Mississippi River Gorge
waxing crescent moon; overcast and 21
From the New York Times, obituaries, 12/28/16
Vera Rubin, who transformed modern physics and astronomy with her observations showing that galaxies and stars are immersed in the gravitational grip of vast clouds of dark matter, died on Sunday in Princeton, N.J. She was 88….
During one of those flurries of excitement [created by a potential new discovery], in 2009, Dr. Rubin, who liked to stick to the facts, kept her cool. “I don’t know if we have dark matter or have to nudge Newton’s laws or what,” she said at the time.
She added: “I’m sorry I know so little. I’m sorry we all know so little. But that’s kind of the fun, isn’t it?”
I just heard the ancient, laughing cackle of a pileated woodpecker. Though large, unmistakable, black and white birds with a vibrant red crown, they are more often heard than seen. Commonly referred to as shy, they also have loud and piercing voices that seem to carry long distances. Hearing and seeing one still startles me with sweet surprise and awe.
There is a pair whose territory includes this stretch of the Mississippi River. I have been told that the narrow, four or five mile long gorge, flanked by urban neighborhoods, can only support one nesting pair. Given the size of the territory they have to protect, a large voice is useful in keeping trespassers at bay.
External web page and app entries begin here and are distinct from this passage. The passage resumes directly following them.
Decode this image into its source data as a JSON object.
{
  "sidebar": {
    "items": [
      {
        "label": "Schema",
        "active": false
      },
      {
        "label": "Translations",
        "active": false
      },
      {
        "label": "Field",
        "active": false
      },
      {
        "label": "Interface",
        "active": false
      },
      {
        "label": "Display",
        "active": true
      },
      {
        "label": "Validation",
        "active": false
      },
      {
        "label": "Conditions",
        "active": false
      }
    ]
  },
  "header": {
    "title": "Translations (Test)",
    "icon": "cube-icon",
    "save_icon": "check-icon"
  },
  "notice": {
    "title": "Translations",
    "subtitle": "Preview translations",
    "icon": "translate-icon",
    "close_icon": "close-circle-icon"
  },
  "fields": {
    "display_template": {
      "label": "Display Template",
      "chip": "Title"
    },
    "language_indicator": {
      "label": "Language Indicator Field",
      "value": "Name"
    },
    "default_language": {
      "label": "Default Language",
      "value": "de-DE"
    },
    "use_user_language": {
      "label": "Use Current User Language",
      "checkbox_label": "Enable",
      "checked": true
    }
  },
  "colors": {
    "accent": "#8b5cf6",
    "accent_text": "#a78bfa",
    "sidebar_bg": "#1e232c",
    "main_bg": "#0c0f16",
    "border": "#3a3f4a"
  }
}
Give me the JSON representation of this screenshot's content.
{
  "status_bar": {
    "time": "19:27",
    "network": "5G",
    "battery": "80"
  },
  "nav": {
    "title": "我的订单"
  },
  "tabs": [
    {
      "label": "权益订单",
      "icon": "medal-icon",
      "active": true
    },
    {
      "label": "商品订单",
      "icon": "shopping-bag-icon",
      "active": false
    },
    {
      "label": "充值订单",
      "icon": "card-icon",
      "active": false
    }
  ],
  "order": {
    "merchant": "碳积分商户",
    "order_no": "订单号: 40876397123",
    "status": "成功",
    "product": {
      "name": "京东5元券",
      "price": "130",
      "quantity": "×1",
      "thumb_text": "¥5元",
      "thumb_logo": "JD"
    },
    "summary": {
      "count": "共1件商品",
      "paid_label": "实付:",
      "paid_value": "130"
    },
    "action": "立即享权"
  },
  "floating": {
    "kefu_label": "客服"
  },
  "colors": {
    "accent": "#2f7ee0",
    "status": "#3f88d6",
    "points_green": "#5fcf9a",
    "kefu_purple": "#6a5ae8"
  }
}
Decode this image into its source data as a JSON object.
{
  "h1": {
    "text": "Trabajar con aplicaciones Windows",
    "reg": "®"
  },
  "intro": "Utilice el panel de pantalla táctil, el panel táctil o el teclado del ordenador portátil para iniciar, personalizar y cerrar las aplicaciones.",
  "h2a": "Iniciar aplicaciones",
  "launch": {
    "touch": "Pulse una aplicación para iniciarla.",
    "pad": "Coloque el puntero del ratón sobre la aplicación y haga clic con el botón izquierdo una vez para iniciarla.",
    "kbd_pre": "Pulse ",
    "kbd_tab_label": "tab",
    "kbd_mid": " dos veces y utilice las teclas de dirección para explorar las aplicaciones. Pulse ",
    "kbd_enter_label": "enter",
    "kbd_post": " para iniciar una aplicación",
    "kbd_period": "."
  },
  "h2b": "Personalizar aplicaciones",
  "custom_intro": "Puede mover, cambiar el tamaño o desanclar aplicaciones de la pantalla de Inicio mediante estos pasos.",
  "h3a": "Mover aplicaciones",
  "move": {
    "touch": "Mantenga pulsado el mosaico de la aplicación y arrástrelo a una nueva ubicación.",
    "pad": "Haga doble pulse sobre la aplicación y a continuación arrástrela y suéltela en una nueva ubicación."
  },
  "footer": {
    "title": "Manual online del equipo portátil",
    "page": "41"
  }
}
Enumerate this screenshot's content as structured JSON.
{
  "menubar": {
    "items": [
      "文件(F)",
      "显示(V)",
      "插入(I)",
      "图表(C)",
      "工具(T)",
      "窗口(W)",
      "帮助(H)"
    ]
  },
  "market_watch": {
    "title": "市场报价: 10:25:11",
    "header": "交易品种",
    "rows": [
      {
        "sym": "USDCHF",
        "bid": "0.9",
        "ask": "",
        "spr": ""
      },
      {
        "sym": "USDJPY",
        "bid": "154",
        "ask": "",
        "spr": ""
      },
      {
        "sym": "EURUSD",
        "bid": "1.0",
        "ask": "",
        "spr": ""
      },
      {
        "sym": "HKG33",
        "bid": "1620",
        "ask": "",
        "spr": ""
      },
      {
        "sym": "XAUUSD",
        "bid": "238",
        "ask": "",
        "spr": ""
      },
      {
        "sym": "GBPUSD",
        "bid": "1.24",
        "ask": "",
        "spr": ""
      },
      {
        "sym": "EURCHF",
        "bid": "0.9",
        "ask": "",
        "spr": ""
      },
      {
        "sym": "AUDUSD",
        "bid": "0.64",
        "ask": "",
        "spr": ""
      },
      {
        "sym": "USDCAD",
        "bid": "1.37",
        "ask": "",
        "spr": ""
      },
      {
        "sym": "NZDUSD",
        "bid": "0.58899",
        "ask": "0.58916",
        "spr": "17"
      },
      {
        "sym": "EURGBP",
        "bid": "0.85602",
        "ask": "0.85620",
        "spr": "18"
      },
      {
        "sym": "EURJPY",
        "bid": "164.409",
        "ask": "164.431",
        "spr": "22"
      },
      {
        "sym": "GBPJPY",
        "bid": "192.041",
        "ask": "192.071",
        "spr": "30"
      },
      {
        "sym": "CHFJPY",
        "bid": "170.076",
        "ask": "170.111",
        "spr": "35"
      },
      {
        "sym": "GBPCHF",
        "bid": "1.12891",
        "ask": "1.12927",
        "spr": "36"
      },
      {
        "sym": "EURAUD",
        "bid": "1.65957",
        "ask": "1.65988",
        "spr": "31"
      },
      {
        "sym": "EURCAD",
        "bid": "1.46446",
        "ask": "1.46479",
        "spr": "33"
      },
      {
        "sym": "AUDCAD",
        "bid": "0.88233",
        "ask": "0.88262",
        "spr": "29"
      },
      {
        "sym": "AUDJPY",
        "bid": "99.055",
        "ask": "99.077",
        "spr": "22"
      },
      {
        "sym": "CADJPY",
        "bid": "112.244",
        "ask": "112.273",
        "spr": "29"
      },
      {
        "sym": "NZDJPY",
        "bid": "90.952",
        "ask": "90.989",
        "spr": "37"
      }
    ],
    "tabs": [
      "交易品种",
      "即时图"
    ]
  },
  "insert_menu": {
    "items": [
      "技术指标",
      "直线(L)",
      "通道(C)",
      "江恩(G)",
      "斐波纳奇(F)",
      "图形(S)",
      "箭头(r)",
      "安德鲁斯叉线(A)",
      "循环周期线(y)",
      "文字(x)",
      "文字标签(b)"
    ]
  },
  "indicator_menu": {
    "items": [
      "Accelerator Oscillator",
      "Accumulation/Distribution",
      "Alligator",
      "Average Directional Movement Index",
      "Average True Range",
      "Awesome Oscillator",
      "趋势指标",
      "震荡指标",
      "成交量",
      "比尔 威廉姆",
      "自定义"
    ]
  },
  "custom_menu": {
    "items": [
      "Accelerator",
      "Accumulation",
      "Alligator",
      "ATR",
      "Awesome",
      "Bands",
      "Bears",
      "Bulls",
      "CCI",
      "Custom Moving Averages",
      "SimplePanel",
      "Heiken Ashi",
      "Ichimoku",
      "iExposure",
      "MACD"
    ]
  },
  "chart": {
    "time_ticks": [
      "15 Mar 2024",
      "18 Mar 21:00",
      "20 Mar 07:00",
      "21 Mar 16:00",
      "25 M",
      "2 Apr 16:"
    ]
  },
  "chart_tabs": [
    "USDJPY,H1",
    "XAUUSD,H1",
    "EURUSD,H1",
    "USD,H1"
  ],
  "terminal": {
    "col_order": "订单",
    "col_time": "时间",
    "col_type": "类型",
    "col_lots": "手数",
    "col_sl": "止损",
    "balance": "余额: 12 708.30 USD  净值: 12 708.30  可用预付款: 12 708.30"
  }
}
And of course, large body size correlates with the need for a homestead spacious enough to provide the necessary food, in this case carpenter ants chief among its diet, for a family of three or, sometimes, four. It’s difficult to imagine how many carpenter ants it takes to feed a family of three large woodpeckers for a year, or how many insect nests get ripped up, torn apart, decimated, scattered and rebuilt in the process. And that “destruction,” having been intricately and intimately woven into the myriad other process of these woods for thousands of years, has an effect on every other process, being and thing in the forest, right down [or up!] to the layers of ancient sedimentary rock that forms the walls of the gorge: the owls that nest in the newly formed cavities, the mice and voles that feed on the scattered ant eggs, and the return of nutrients in each chip of wood thrown down to the river bottom soil, among countless others. In effect, the destruction of an ant nest, unsettling as it is for the ants, has inconceivably numerous benefits for this stretch of the river and all that is dynamically interconnected with it.
The bird’s large body also corresponds to a big set of lungs. So it all fits nicely together in an evolutionary narrative, linking body size to territory to adaptive physiology and social interactions.
The raucous cackle of a pileated woodpecker
a sound turned into a noun
a noun into a story
All we really know
is the ephemera
rising and disappearing
like brush strokes
in the mind
no beginning and no end
vast and inconceivable
in darkness or in light
I look down at the brown snake at the bottom of the gorge
relentlessly and imperceptibly devouring layers of ancient rock
laid down by imagined rivers and seas
I look down upon a narrow flood plane
with its gray-brown trunks and gnarled treetops
silhouetted against the white snow blanketing the ground
Caw, clink, cackle
a sound becomes a noun
a noun a story
but that’s kind of the fun, isn’t it